When someone responds to my revisionism with the “why” question, I’ll ask them if Holocaust history is more important than art history. Typically, they’ll say something like, “Of course Holocaust history is more important! Never again! Remember to never forget, and never forget to remember!” I’ll then close the conversation by pointing out that if I had said that my job entails sniffing out art forgeries, I wouldn’t have been asked such a stupid question as “Why?” 

Let’s get something straight—I am not the one “empowering” Holocaust deniers. That honor goes to the mainstream “experts” who manufacture or tolerate the fakes. Those are the folks who’ve polluted the history; I’m just trying to sort that mess out. If you want to get angry at someone, get angry at them. Every fake I discovered or helped expose in the 90s was the product of people who should’ve known better:  

For decades, the staff of the Auschwitz State Museum misrepresented an air raid shelter as an “original state” gas chamber. I exposed that fraud in 1992 after interviewing senior curator Dr. Francizsek Piper on camera. 

After the opening of the Simon Wiesenthal Center’s Museum of Tolerance in 1993, the curators took a 1961 Polish fictional film titled The Ambulance and reedited it to appear as “found footage” of a Nazi gassing of children.
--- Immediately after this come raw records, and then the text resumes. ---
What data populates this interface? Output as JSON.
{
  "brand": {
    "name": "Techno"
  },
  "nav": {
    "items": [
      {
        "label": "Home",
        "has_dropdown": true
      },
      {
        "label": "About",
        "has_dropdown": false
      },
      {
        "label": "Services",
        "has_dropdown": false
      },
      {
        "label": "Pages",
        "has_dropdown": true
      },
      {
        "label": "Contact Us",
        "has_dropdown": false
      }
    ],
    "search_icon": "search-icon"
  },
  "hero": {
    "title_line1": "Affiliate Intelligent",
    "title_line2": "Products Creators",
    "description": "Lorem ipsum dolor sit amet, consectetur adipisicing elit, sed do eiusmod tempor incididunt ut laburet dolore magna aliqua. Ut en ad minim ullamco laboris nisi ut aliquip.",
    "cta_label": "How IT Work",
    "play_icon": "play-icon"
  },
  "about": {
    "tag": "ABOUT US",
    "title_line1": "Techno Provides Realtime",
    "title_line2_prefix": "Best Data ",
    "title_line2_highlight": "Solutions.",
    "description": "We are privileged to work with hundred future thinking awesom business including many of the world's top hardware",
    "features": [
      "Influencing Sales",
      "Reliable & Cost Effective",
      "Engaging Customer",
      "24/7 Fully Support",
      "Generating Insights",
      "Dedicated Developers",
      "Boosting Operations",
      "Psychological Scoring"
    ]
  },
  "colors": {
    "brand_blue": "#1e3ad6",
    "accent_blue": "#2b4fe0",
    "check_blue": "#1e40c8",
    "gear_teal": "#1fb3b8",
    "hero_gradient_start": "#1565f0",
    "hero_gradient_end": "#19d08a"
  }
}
I torpedoed that sham in 1995.

For years, the officials at the Majdanek State Museum displayed a supposed gas chamber—equipped with a window and doors that lock from the inside and open into the room. In 1994, the museum’s research director, Tomasz Kranz, admitted to me that it was actually a simple delousing room after I showed footage of the phony “chamber” on national TV.
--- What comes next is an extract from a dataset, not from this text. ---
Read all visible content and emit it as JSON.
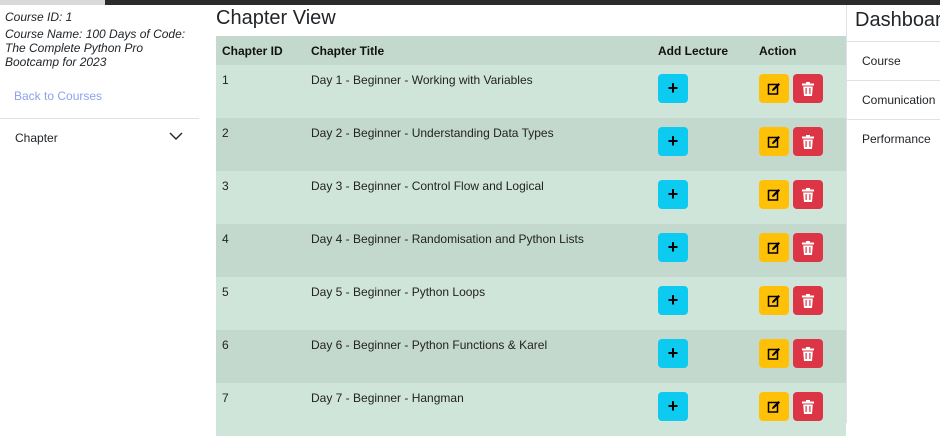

The U.S. National Archives and the U.S. Holocaust Memorial Museum “celebrated” the museum’s grand opening in 1993 by collaborating on a book in which old Army Signal Corps footage of a Paris rifle range was “repurposed” as footage of a gas chamber. I uncovered that deceit the same year.

In 1996, Raye Farr (then-film archives director of the U.S. Holocaust Memorial Museum) wrote a letter to me in which she revealed that the “Mogilev footage” (the supposed footage of the first Nazi gassing) was widely considered to be a Soviet fake. Ten years later, she was still gushing publicly about the footage being authentic.

In a 1994 interview with noted “skeptic” and acclaimed prop comic Dr. Michael Shermer, Michael Berenbaum (then-director of the U.S. Holocaust Memorial Museum and its research institute) conceded, after being quizzed about my work, that he’d never actually examined the supposed gas chamber door displayed in his own museum as proof of the Nazis’ infamous murder weapon.